RECORDS FOR THIS TASK>
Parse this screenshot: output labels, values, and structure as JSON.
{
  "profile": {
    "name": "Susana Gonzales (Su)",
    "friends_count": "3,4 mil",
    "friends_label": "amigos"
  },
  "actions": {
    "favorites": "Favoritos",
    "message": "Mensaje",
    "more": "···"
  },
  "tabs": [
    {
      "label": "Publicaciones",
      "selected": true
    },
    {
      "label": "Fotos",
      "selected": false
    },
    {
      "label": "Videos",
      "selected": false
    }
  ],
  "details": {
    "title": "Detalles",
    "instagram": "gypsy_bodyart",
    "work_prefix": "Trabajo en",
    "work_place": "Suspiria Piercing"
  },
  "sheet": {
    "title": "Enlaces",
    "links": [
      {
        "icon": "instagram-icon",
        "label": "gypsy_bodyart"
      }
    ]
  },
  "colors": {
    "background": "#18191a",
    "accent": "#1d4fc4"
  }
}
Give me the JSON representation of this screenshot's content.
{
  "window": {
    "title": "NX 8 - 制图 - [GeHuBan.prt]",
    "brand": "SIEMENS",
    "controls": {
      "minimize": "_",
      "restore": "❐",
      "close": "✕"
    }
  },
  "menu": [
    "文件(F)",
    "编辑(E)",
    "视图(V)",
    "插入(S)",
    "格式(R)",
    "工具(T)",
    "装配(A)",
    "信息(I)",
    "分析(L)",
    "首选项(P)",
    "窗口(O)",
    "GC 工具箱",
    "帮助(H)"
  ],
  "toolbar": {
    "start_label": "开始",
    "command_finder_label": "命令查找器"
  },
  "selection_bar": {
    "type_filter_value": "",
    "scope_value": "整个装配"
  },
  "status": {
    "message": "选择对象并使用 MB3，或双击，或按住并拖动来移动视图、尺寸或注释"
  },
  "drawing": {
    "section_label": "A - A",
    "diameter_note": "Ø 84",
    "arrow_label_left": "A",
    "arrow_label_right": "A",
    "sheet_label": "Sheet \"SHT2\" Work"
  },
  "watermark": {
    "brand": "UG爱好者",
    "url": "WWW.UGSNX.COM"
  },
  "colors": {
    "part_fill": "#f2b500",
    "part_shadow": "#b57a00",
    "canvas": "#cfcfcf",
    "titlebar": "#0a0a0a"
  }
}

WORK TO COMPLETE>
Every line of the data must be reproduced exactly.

OUTPUT OF THE EXERCISE>
Parse this screenshot: output labels, values, and structure as JSON.
{
  "profile": {
    "name": "Susana Gonzales (Su)",
    "friends_count": "3,4 mil",
    "friends_label": "amigos"
  },
  "actions": {
    "favorites": "Favoritos",
    "message": "Mensaje",
    "more": "···"
  },
  "tabs": [
    {
      "label": "Publicaciones",
      "selected": true
    },
    {
      "label": "Fotos",
      "selected": false
    },
    {
      "label": "Videos",
      "selected": false
    }
  ],
  "details": {
    "title": "Detalles",
    "instagram": "gypsy_bodyart",
    "work_prefix": "Trabajo en",
    "work_place": "Suspiria Piercing"
  },
  "sheet": {
    "title": "Enlaces",
    "links": [
      {
        "icon": "instagram-icon",
        "label": "gypsy_bodyart"
      }
    ]
  },
  "colors": {
    "background": "#18191a",
    "accent": "#1d4fc4"
  }
}
Give me the JSON representation of this screenshot's content.
{
  "window": {
    "title": "NX 8 - 制图 - [GeHuBan.prt]",
    "brand": "SIEMENS",
    "controls": {
      "minimize": "_",
      "restore": "❐",
      "close": "✕"
    }
  },
  "menu": [
    "文件(F)",
    "编辑(E)",
    "视图(V)",
    "插入(S)",
    "格式(R)",
    "工具(T)",
    "装配(A)",
    "信息(I)",
    "分析(L)",
    "首选项(P)",
    "窗口(O)",
    "GC 工具箱",
    "帮助(H)"
  ],
  "toolbar": {
    "start_label": "开始",
    "command_finder_label": "命令查找器"
  },
  "selection_bar": {
    "type_filter_value": "",
    "scope_value": "整个装配"
  },
  "status": {
    "message": "选择对象并使用 MB3，或双击，或按住并拖动来移动视图、尺寸或注释"
  },
  "drawing": {
    "section_label": "A - A",
    "diameter_note": "Ø 84",
    "arrow_label_left": "A",
    "arrow_label_right": "A",
    "sheet_label": "Sheet \"SHT2\" Work"
  },
  "watermark": {
    "brand": "UG爱好者",
    "url": "WWW.UGSNX.COM"
  },
  "colors": {
    "part_fill": "#f2b500",
    "part_shadow": "#b57a00",
    "canvas": "#cfcfcf",
    "titlebar": "#0a0a0a"
  }
}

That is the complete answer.